── STORED DATA ──

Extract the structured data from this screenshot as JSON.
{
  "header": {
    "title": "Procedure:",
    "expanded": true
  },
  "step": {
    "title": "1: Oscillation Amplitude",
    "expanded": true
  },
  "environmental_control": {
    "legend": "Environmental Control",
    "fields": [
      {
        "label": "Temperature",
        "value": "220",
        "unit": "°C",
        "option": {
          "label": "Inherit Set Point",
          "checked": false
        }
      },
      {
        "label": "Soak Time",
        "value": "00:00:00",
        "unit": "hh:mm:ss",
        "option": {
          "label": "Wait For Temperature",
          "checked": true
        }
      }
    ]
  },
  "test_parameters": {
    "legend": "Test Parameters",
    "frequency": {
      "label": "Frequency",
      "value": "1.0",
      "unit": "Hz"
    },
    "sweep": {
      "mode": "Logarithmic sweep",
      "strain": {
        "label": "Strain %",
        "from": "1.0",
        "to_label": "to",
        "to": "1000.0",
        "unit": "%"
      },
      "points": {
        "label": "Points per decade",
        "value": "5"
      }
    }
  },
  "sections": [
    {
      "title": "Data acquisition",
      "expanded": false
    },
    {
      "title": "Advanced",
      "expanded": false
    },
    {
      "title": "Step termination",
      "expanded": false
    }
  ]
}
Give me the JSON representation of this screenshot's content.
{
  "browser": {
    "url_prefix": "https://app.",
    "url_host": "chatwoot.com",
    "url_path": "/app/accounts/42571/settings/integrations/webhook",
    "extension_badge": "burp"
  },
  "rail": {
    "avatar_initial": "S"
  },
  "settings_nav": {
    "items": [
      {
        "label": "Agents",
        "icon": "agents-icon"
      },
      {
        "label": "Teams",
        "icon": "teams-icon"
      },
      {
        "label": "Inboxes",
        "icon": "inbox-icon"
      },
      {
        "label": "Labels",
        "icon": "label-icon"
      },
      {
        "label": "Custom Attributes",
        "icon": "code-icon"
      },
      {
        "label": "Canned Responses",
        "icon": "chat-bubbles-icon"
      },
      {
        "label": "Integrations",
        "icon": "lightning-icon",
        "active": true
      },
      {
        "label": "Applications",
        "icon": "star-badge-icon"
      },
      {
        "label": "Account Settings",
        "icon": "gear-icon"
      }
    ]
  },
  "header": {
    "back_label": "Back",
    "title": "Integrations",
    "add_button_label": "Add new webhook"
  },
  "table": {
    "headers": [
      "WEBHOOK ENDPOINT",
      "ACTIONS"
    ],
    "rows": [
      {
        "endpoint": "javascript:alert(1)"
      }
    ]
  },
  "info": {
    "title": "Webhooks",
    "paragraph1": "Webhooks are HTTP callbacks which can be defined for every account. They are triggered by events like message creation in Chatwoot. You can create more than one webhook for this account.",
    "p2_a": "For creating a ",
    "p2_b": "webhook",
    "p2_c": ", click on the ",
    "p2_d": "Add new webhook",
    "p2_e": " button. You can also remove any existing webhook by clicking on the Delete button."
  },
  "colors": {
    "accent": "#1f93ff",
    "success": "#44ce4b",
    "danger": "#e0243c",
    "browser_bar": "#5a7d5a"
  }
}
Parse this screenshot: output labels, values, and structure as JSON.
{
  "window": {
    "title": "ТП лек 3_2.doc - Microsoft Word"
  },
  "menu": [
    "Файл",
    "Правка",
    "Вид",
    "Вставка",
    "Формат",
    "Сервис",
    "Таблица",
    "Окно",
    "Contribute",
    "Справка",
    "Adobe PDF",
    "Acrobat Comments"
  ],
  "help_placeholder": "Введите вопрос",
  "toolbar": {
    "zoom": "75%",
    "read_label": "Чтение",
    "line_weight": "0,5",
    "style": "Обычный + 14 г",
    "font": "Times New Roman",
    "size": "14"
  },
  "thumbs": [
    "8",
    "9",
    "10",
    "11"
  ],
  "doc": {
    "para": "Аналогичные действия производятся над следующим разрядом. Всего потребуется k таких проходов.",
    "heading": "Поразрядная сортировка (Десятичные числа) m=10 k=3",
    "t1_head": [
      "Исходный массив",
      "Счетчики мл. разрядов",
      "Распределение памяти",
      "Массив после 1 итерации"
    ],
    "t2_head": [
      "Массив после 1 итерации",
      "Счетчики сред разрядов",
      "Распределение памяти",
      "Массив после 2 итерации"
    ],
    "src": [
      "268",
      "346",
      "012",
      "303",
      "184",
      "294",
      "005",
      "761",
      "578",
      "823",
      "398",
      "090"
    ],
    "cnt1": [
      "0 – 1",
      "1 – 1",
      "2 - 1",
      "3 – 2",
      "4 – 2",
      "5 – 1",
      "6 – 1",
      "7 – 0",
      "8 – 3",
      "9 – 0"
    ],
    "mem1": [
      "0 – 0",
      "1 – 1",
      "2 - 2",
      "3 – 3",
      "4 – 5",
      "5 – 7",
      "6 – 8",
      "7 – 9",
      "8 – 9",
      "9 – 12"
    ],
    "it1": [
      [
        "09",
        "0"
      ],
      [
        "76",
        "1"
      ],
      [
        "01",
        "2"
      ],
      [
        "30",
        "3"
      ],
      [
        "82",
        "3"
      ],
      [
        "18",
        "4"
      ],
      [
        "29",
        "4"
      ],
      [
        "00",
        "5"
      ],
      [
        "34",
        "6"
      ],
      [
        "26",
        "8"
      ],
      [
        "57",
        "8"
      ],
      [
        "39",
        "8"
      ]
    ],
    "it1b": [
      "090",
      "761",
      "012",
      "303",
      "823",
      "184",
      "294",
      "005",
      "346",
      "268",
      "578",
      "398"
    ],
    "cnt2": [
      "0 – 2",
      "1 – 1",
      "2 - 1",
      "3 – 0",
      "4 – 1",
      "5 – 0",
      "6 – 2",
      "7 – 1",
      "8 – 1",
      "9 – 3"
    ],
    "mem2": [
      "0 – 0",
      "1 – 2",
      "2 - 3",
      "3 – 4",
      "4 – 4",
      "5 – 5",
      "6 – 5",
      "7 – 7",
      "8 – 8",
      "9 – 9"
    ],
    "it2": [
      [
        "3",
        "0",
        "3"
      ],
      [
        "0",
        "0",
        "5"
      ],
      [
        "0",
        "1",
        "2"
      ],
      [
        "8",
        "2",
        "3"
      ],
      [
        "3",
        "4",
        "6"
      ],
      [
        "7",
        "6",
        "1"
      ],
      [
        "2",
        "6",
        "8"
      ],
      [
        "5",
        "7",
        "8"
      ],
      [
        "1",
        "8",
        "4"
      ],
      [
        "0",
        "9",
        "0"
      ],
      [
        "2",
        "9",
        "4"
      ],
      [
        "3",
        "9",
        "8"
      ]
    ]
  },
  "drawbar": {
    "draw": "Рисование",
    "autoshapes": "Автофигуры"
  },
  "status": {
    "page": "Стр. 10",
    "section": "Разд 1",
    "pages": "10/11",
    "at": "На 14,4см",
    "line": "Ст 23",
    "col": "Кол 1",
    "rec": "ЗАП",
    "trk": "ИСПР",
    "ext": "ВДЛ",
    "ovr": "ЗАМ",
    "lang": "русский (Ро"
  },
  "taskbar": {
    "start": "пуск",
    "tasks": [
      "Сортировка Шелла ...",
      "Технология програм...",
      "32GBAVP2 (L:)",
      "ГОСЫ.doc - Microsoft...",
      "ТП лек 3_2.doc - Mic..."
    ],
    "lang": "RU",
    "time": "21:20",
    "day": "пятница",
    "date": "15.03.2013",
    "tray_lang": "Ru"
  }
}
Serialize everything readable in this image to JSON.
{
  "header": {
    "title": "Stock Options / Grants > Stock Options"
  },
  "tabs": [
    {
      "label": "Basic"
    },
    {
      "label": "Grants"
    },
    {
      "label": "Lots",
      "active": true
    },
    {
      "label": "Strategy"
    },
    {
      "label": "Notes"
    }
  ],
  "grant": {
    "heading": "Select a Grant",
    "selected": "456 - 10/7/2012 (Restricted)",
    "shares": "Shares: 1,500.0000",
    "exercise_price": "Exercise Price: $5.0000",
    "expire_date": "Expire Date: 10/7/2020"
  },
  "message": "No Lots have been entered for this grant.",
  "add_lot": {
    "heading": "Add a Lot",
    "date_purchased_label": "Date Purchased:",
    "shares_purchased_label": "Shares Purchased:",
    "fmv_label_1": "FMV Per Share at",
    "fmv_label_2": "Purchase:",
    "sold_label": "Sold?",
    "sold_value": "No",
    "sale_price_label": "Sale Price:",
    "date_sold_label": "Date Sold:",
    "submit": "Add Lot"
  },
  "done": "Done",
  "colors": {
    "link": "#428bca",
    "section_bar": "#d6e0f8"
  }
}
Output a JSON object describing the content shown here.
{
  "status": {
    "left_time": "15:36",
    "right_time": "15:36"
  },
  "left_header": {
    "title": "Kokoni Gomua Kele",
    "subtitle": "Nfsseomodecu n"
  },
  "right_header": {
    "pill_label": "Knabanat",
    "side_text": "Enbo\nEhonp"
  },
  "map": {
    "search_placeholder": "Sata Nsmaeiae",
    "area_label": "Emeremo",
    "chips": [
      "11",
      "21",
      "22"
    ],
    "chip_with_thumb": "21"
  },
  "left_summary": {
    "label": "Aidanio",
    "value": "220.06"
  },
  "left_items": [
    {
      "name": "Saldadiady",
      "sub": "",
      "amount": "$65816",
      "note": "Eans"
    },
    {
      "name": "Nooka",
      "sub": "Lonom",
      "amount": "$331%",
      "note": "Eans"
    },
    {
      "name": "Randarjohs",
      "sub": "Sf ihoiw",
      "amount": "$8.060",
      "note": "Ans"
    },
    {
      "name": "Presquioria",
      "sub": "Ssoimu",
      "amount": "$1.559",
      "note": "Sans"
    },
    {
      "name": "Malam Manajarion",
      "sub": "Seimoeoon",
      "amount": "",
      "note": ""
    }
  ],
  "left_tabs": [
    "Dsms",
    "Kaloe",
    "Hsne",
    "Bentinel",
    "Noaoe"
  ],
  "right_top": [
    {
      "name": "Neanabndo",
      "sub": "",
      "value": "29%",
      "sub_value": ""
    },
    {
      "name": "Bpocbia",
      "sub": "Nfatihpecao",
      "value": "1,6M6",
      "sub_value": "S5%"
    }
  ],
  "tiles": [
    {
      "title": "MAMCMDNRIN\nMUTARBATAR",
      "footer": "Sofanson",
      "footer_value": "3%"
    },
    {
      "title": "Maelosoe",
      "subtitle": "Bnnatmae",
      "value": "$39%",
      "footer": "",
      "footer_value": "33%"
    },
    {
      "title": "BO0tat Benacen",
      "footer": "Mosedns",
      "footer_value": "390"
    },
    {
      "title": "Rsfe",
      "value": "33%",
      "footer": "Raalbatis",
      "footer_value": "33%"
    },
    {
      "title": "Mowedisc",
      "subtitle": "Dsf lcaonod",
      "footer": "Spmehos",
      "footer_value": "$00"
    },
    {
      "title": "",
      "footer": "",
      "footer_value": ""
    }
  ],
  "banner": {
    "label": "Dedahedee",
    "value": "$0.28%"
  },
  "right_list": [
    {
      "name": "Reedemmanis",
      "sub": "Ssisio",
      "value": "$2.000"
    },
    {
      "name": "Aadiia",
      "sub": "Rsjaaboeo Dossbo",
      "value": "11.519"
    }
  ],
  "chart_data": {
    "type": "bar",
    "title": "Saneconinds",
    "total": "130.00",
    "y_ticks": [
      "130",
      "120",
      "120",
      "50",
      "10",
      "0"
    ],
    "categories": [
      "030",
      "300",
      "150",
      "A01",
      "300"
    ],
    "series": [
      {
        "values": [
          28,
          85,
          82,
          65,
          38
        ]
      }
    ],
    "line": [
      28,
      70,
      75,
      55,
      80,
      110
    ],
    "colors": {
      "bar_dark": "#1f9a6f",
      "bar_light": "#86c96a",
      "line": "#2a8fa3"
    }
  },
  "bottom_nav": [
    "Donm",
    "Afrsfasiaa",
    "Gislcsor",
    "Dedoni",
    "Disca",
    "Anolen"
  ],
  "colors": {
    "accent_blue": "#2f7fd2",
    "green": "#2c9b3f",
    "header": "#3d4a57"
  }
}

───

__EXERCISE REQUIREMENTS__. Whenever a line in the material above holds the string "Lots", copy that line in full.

__WRITTEN ANSWER__.
      "label": "Lots",
  "message": "No Lots have been entered for this grant.",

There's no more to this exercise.